**SOURCE DATA**
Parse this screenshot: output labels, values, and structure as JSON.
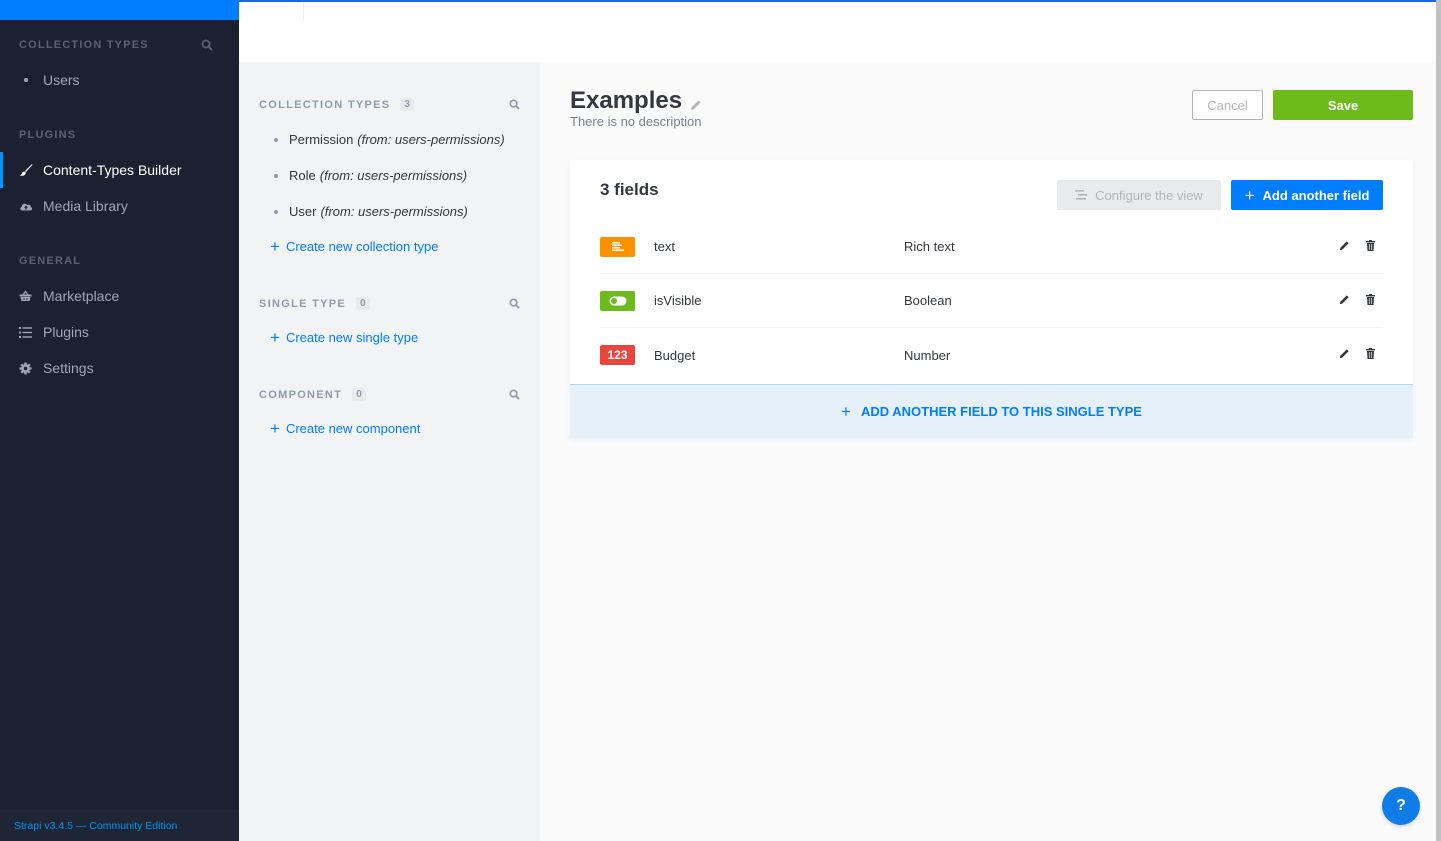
{
  "leftnav": {
    "collection_types_title": "Collection Types",
    "collection_items": [
      {
        "label": "Users"
      }
    ],
    "plugins_title": "Plugins",
    "plugin_items": [
      {
        "label": "Content-Types Builder",
        "icon": "paint-brush-icon",
        "active": true
      },
      {
        "label": "Media Library",
        "icon": "cloud-upload-icon",
        "active": false
      }
    ],
    "general_title": "General",
    "general_items": [
      {
        "label": "Marketplace",
        "icon": "shopping-basket-icon"
      },
      {
        "label": "Plugins",
        "icon": "list-icon"
      },
      {
        "label": "Settings",
        "icon": "gear-icon"
      }
    ],
    "footer": "Strapi v3.4.5 — Community Edition"
  },
  "subnav": {
    "collection_types": {
      "title": "Collection Types",
      "count": "3",
      "items": [
        {
          "name": "Permission",
          "source": "(from: users-permissions)"
        },
        {
          "name": "Role",
          "source": "(from: users-permissions)"
        },
        {
          "name": "User",
          "source": "(from: users-permissions)"
        }
      ],
      "create_label": "Create new collection type"
    },
    "single_type": {
      "title": "Single Type",
      "count": "0",
      "create_label": "Create new single type"
    },
    "component": {
      "title": "Component",
      "count": "0",
      "create_label": "Create new component"
    }
  },
  "main": {
    "title": "Examples",
    "description": "There is no description",
    "cancel_label": "Cancel",
    "save_label": "Save",
    "fields_count_label": "3 fields",
    "configure_label": "Configure the view",
    "add_field_label": "Add another field",
    "fields": [
      {
        "name": "text",
        "type": "Rich text",
        "icon": "rich-text-icon",
        "icon_text": "",
        "color": "#ff9100"
      },
      {
        "name": "isVisible",
        "type": "Boolean",
        "icon": "toggle-icon",
        "icon_text": "",
        "color": "#6dbb1a"
      },
      {
        "name": "Budget",
        "type": "Number",
        "icon": "number-icon",
        "icon_text": "123",
        "color": "#e8453c"
      }
    ],
    "add_to_type_label": "ADD ANOTHER FIELD TO THIS SINGLE TYPE"
  },
  "help_label": "?",
  "colors": {
    "accent": "#007eff",
    "save": "#6dbb1a",
    "nav_bg": "#1b2130"
  }
}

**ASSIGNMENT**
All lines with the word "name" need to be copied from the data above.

**OUTPUT OF THE TASK**
          "name": "Permission",
          "name": "Role",
          "name": "User",
        "name": "text",
        "name": "isVisible",
        "name": "Budget",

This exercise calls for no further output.